The decision comes a week after the terrorist attacks in Paris on the Charlie Hebdo offices and on a kosher supermarket. Seventeen people died in these attacks. Subsequently, it emerged that Bulgaria was holding a man who allegedly was linked to one of the terrorists who attacked the offices of the French satirical magazine.
Briefing reporters on the outcome of the cabinet’s security council meeting, Defence Minister Nikolai Nenchev did not specify precisely which laws would change.
He said that there was a debate among ministries about whether to change only the Penal Code or whether to revise other laws too.
It also emerged after the January 14 cabinet meeting that Bulgaria intended going ahead with a new 131km fence along the country’s border with Turkey.
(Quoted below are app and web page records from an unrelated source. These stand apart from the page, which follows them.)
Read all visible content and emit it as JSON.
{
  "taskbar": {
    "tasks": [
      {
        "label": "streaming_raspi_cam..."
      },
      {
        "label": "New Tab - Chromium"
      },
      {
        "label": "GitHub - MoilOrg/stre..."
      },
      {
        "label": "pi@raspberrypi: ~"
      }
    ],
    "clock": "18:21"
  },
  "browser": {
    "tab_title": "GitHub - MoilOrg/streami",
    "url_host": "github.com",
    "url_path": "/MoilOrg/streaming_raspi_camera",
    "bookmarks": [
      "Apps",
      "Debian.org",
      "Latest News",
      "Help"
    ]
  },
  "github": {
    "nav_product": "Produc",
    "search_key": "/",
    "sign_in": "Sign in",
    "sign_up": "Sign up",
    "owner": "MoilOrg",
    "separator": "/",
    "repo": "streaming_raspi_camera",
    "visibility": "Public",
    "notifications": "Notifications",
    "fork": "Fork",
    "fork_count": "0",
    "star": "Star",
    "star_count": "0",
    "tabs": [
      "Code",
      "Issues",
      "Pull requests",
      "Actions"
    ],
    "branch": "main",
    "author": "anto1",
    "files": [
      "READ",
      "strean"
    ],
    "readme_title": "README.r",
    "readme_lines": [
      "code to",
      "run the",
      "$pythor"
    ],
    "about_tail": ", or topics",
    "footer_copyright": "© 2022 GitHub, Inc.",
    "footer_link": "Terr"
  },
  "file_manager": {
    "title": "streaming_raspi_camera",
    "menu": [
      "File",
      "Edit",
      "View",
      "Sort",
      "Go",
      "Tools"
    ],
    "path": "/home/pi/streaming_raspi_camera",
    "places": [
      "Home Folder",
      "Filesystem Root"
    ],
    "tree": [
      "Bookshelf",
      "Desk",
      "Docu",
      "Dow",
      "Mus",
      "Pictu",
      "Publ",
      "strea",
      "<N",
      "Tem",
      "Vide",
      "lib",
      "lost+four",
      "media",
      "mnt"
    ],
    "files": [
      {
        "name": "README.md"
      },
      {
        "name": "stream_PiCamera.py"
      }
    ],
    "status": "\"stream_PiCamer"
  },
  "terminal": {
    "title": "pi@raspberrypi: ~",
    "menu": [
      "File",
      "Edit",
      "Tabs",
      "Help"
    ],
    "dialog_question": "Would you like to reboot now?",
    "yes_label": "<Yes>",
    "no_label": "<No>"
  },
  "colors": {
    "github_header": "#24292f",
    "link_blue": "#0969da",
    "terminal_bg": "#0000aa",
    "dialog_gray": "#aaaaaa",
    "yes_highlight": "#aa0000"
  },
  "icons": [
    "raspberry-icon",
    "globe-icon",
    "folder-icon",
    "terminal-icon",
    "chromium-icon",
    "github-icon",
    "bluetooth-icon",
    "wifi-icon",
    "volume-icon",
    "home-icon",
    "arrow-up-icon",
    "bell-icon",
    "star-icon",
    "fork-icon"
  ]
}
The fence will be built by the regional development ministry, and the intention is to make it more effect than the controversial 30km fence at the Turkish border, completed in 2014 and criticised in some quarters as largely ineffective.
Defence Minister Nenchev and Interior Minister Vesselin Vuchkov have been given the task of preparing amendments to the Interior Ministry and Defence acts to allow a role to the Bulgarian army in guarding the land border.
This has been a vexed issue in recent weeks, with various state and government officials arguing publicly about whether the army should be deployed at the border with Turkey. Among critics of the idea has been President Rossen Plevneliev, who said that deploying military personnel at a border with an allied country could cause a diplomatic scandal.
First indications are that the envisaged amendments would be intended to provide for “effective interaction” between the defence and interior ministries in border protection and to make it possible for the Defence Ministry to give logistical support to the Interior Ministry for security and surveillance of the country’s borders.
The deadline for the two ministries to present the draft legislative amendments is January 23.